Providea Inc., a Camarillo company that opened its doors in October, aims to increase the use of video teleconferencing by giving away video monitors, set-top boxes and other gear and charging customers for their use of the telecommunications services.
"We can do this because of the steady decline in prices of equipment and services," says Robert Hatfield, chief executive of the new company and a longtime investor in the teleconferencing field.
Video conferences have never really taken off because the $1-million-plus expense of setting up a system restricted their use to the executive suite.
But now for roughly $700 a month in fees, Providea hopes to bring the service to small business, medical offices, the legal profession and education. Providea, which has 27 employees, is backed by the marketing force of AT&T, which provides the telecommunications lines.
Outsourcing is not limited to conventional high-tech companies. Gills Onions in Oxnard peels, slices and dices fresh onions for food service and processing companies--notably McDonald's, Burger King, La Victoria and others. The onion business is growing 25% to 30% a year and has been for five years, says co-founder Steve Gill. Why so fast? "People don't want to peel onions," Gill deadpans.
There's more to it. Restaurants want to avoid accidents and workers' compensation claims from cuts, and public taste now demands fresh, rather than dehydrated, onions.
But business verities still apply. The Gills--who run a large farming company named Rio Farms in many parts of California--have invested $11 million to devise their own efficient onion peeling machines, reducing their costs. Investment and hard work, in other words, make onion kings.
Not all is rosy in Ventura County. A government budget crisis blew up recently. The county has growing pains, and a strong anti-growth sentiment requires a two-thirds majority to approve conversion of farmland to industrial zoning.
This can lead to confusion. CEOs of high-tech companies complain of power outages because the county and electric companies were ill-prepared for the growth of high tech firms that require a lot of electricity without interruption.
On the other hand, Ventura County wins high marks in surveys of regions favorable for business. More important, Ventura's fledgling companies win serious investment from global firms.
Accelerated Networks, a $10-million Moorpark company that developed a means of sending voice and data traffic over telephone lines, last year received $30 million in venture capital from Siemens. The giant German company will sell Accelerated's system along with its own telecommunications offerings worldwide.
Maxon Computer in Thousand Oaks is a 1-year-old U.S. subsidiary of the German firm Maxon that invented a low-cost program for three-dimensional motion video--the kind that makes household objects fly in TV commercials. But there is a broader implication to Maxon.
"The program is so easy to use, we can train hundreds of graphic artists," says Paul Babb, president of Maxon Computer. Big companies such as Disney "used to have a monopoly on good graphic artistry, but with the changing technology that will no longer be true," Babb says.

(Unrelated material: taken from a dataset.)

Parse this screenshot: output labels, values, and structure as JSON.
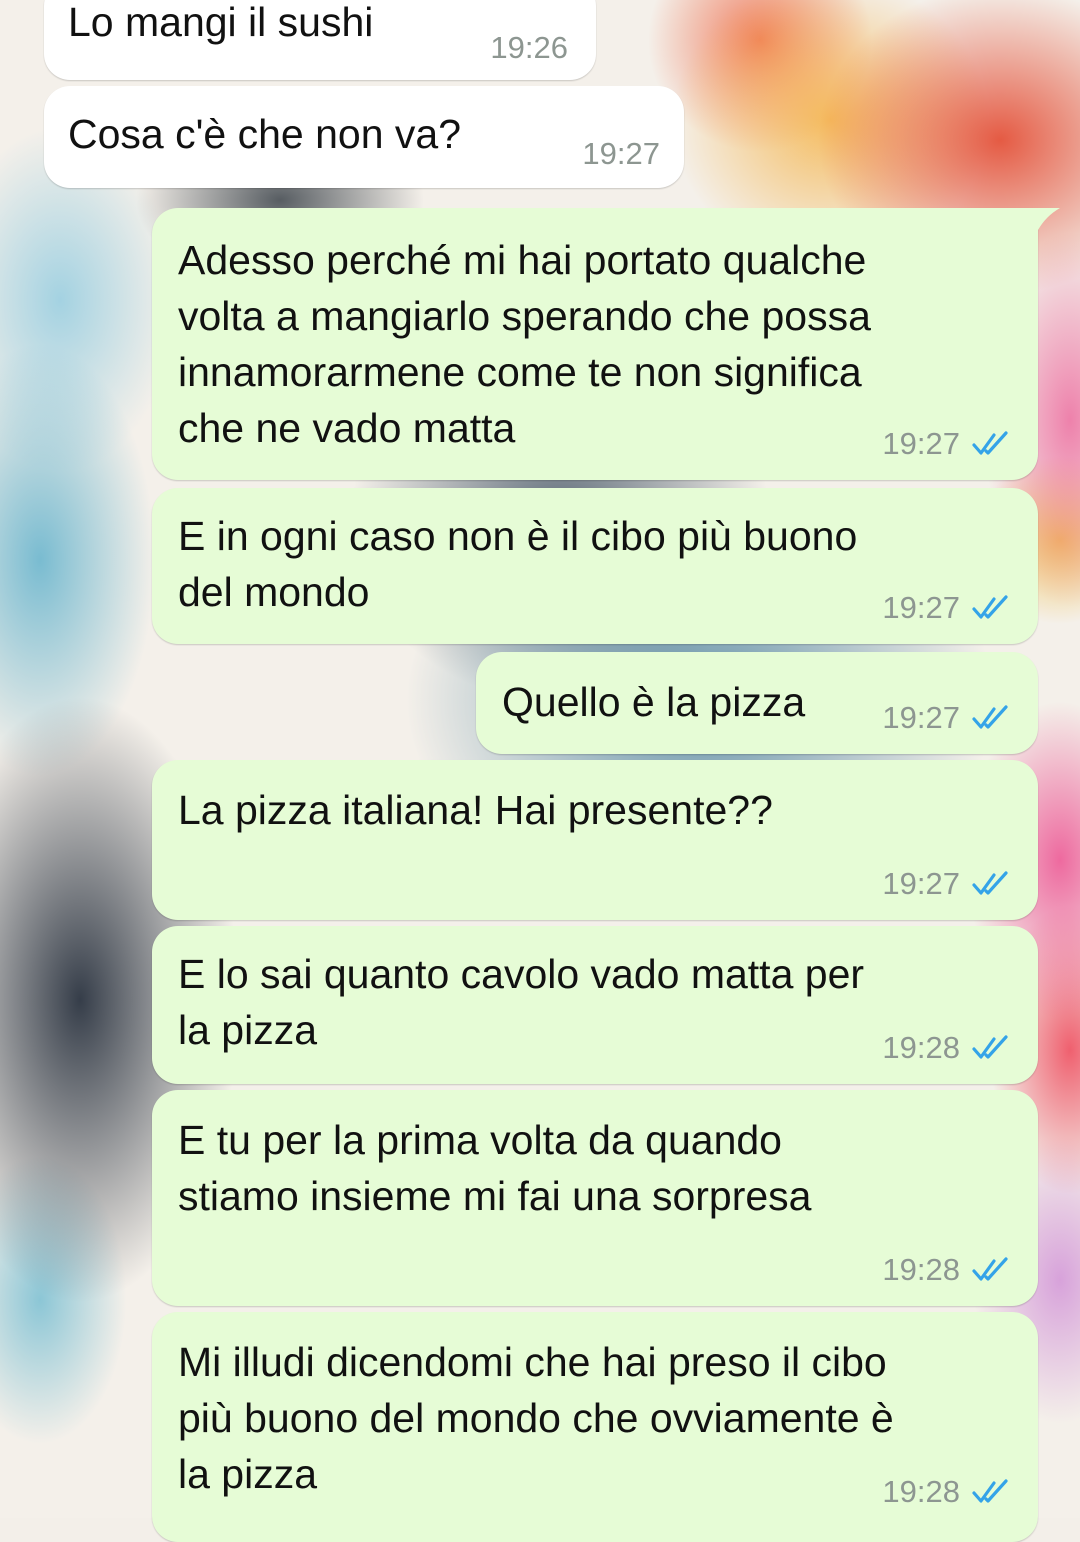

One of the clearest signals from start-up companies is that the Internet will soon reach a much broader public. Telsurf Networks was organized a year ago in Westlake Village to introduce an Internet program for the telephone, so that people who don't own computers can get and send e-mail and receive stock quotes, sports scores, news and any other information they desire. "The market is huge, 80 million people over 45 in the U.S. alone are not on the Internet," says Ken Guy, vice president of marketing.
The hallmark of Ventura County companies? Simple. The same ingenuity and flexibility that characterize the best of Southern California industry. It's a good indicator for the future.